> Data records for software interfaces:
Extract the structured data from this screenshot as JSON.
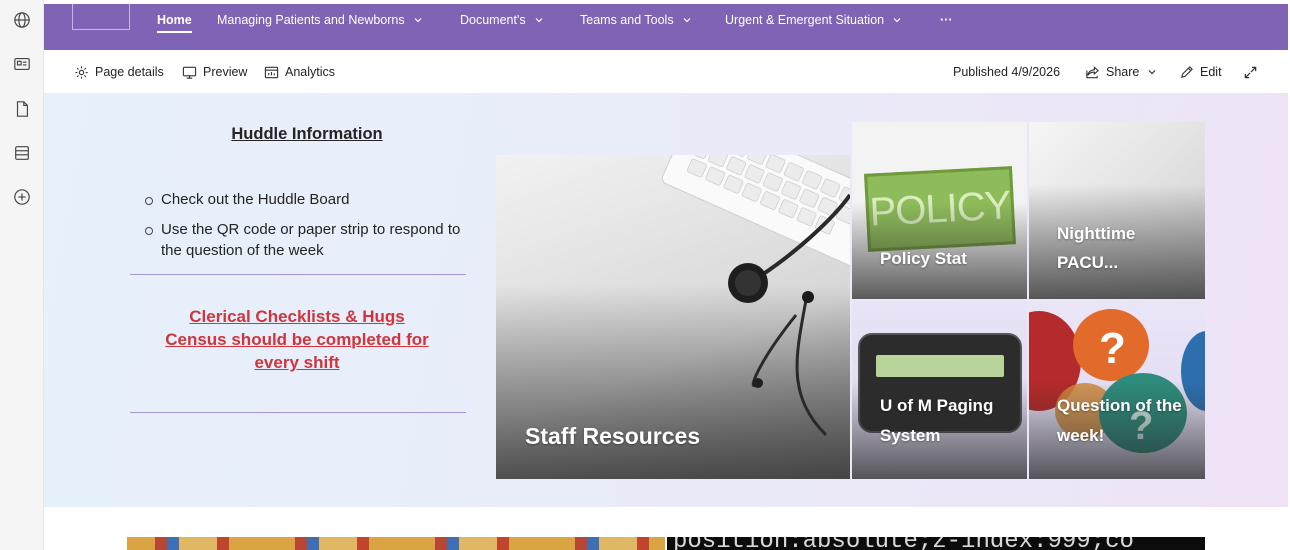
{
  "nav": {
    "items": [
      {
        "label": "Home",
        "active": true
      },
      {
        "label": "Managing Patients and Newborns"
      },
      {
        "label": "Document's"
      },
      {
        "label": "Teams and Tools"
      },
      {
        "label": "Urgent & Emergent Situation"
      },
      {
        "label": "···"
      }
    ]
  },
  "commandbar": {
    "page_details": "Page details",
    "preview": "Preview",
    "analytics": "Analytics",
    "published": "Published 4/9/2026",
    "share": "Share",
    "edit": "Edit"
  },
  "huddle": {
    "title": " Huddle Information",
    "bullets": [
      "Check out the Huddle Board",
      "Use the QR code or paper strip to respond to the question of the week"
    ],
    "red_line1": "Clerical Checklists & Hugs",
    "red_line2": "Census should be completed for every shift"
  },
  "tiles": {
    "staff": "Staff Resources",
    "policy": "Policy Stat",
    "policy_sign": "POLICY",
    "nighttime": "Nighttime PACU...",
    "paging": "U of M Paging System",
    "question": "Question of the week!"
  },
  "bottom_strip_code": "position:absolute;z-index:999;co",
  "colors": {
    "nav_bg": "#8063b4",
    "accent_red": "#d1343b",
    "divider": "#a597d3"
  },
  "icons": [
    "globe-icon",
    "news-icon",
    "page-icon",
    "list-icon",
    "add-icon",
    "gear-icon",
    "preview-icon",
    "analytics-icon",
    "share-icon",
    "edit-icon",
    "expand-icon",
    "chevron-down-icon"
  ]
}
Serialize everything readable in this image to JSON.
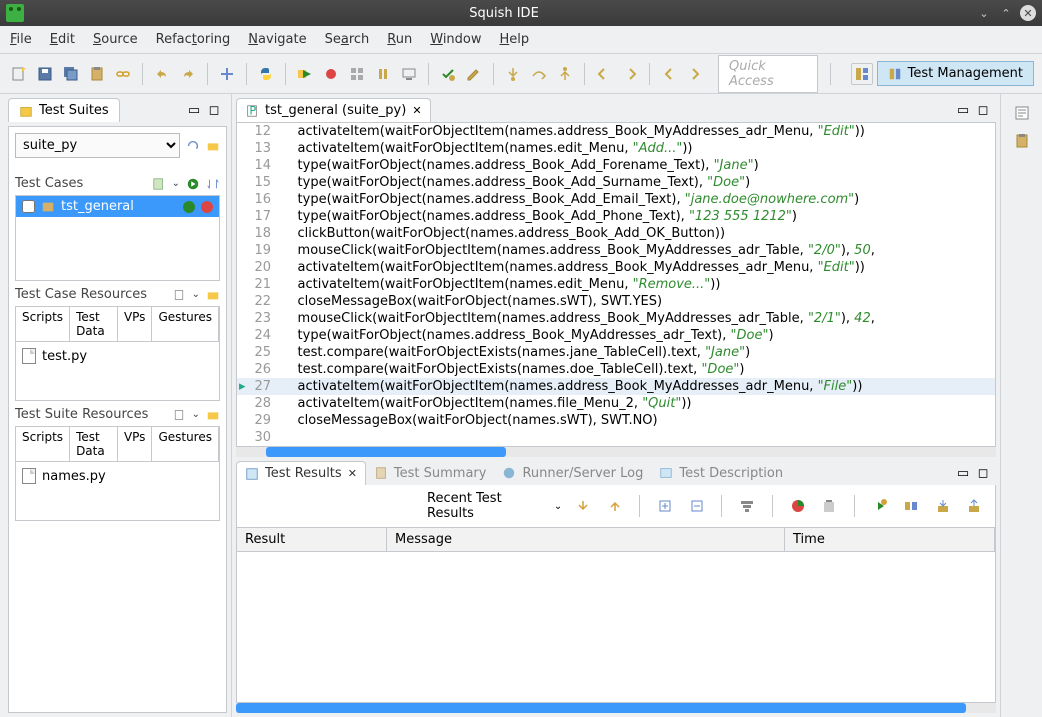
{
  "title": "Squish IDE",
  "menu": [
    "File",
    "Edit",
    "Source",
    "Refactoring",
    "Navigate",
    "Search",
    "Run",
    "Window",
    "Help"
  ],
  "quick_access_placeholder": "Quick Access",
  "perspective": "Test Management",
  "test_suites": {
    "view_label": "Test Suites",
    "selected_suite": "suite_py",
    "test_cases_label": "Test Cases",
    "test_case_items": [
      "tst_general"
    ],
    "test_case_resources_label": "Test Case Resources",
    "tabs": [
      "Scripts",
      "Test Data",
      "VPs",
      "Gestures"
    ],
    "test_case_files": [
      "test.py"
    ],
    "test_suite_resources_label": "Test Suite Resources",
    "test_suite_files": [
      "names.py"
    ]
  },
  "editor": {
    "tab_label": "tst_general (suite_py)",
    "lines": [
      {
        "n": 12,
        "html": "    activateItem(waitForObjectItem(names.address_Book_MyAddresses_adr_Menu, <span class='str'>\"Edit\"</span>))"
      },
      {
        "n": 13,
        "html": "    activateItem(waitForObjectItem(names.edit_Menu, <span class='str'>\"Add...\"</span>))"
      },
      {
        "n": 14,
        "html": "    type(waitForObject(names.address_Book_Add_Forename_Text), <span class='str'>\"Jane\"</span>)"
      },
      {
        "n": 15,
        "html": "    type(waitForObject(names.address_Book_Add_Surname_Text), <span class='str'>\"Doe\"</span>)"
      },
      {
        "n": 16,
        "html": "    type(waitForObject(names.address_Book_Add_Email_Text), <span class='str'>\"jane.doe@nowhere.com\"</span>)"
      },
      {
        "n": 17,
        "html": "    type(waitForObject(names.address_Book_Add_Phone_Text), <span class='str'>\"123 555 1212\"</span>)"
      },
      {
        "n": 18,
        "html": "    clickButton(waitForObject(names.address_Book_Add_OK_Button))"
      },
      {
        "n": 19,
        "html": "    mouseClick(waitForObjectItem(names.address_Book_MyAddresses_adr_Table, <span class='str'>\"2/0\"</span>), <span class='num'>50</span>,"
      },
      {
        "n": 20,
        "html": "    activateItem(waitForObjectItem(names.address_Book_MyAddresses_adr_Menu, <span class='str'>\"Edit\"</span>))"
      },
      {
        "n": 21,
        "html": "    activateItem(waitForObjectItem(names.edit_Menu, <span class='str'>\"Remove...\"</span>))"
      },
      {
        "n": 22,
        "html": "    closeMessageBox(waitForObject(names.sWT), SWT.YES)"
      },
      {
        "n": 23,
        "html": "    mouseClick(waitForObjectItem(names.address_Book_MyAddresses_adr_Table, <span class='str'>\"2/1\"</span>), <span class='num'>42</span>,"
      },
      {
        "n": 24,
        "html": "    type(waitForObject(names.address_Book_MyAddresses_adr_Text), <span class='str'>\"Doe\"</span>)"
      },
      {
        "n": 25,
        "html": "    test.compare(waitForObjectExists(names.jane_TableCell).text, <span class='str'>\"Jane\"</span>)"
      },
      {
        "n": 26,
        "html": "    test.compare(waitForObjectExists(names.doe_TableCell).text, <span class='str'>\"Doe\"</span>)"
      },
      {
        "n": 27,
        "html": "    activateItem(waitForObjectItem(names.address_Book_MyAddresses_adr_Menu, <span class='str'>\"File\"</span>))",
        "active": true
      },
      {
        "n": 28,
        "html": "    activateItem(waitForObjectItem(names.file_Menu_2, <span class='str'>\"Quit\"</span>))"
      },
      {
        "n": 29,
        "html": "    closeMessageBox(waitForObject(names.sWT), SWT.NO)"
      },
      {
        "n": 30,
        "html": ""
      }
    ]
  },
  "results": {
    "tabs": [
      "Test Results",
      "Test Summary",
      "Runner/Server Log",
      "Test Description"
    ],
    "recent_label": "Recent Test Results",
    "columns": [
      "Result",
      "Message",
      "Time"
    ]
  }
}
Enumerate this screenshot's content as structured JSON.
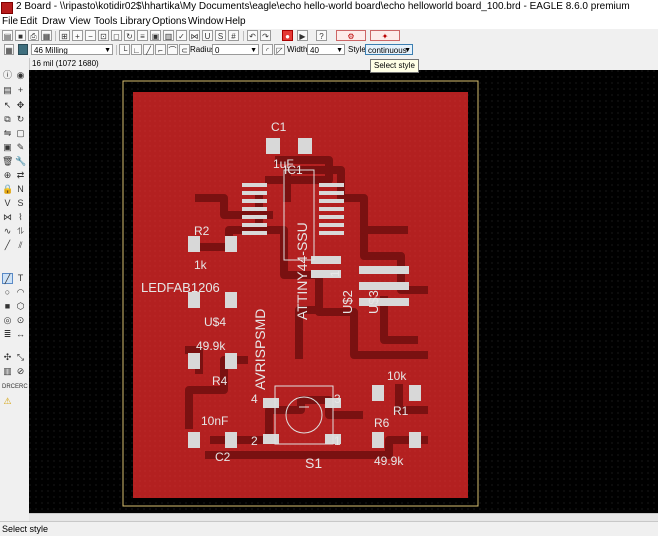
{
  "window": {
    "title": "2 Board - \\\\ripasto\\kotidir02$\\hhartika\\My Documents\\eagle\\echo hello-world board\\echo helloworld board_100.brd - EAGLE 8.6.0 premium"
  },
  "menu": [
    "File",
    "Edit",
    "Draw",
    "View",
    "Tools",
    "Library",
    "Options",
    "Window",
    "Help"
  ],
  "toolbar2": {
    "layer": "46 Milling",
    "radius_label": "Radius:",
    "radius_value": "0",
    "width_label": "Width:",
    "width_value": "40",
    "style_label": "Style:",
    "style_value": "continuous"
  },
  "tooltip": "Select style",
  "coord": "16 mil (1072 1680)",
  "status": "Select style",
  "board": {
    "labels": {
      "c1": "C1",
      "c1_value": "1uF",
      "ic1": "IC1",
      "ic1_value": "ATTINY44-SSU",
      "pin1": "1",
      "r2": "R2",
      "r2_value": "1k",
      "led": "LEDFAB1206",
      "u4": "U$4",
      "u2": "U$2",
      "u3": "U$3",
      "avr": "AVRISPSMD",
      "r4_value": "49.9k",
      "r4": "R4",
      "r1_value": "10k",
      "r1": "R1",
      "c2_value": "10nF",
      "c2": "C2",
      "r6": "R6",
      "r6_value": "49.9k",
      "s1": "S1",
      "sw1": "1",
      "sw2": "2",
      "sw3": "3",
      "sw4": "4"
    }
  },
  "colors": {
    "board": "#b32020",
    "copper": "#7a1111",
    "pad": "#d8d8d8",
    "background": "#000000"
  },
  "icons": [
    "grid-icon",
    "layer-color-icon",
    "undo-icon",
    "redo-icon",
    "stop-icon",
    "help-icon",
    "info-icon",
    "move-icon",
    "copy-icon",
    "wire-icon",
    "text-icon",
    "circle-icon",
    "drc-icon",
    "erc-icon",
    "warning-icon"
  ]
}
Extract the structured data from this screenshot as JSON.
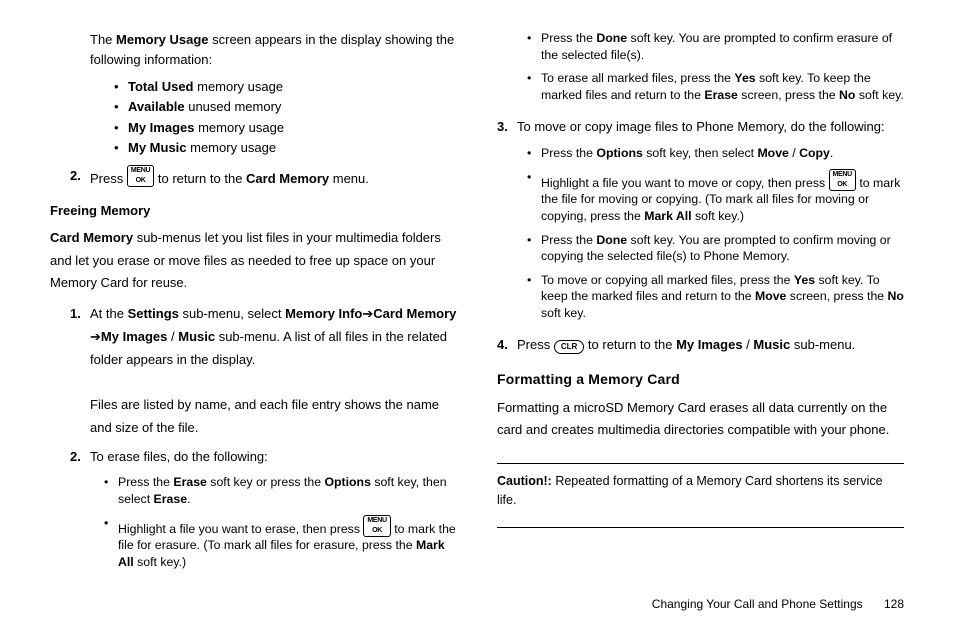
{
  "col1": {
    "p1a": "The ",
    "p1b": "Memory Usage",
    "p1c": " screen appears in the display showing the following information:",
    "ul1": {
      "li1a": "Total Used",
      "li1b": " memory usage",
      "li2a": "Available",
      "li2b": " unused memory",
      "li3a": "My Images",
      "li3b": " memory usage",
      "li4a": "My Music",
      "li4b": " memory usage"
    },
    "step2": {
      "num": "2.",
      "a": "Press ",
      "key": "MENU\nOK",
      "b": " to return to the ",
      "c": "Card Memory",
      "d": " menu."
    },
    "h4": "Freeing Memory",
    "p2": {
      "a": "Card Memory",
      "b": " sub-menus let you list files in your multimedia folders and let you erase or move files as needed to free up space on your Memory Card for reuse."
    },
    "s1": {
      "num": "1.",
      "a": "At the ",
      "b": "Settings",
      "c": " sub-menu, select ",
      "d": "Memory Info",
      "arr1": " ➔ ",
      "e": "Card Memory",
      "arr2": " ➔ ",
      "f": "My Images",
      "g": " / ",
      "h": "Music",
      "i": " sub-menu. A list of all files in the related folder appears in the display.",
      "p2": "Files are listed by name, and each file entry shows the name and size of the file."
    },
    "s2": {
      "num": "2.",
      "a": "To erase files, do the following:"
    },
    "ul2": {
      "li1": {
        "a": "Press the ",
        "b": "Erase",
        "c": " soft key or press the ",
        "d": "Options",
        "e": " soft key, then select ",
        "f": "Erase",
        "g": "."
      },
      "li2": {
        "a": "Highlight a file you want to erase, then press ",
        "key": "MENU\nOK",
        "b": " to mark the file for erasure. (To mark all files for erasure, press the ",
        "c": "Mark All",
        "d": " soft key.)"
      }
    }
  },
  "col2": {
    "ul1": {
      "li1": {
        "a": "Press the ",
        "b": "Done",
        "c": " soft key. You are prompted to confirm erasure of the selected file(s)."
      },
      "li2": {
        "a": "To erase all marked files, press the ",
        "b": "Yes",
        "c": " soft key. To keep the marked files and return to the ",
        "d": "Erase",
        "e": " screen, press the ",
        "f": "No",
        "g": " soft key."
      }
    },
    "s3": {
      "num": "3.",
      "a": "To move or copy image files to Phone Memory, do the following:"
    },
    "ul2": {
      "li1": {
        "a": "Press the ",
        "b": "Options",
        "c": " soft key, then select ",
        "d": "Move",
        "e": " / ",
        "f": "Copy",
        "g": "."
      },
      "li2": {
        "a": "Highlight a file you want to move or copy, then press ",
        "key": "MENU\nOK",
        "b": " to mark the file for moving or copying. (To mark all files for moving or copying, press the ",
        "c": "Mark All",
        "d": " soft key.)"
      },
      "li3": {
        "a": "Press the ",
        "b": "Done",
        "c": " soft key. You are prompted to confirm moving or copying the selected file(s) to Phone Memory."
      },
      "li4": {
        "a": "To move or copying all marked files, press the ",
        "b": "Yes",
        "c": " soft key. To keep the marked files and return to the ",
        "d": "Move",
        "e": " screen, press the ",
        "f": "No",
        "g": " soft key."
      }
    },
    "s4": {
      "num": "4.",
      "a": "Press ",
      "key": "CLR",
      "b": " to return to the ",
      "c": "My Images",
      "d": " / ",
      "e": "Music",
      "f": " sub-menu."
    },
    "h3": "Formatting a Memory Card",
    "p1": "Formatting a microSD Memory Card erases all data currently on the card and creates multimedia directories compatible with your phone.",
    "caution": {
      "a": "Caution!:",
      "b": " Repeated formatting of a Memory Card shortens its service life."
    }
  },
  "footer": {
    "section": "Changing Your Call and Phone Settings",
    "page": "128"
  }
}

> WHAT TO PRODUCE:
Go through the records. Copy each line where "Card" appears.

> FINISHED TASK:
      "c": "Card Memory",
      "a": "Card Memory",
      "b": " sub-menus let you list files in your multimedia folders and let you erase or move files as needed to free up space on your Memory Card for reuse."
      "e": "Card Memory",
    "h3": "Formatting a Memory Card",
    "p1": "Formatting a microSD Memory Card erases all data currently on the card and creates multimedia directories compatible with your phone.",
      "b": " Repeated formatting of a Memory Card shortens its service life."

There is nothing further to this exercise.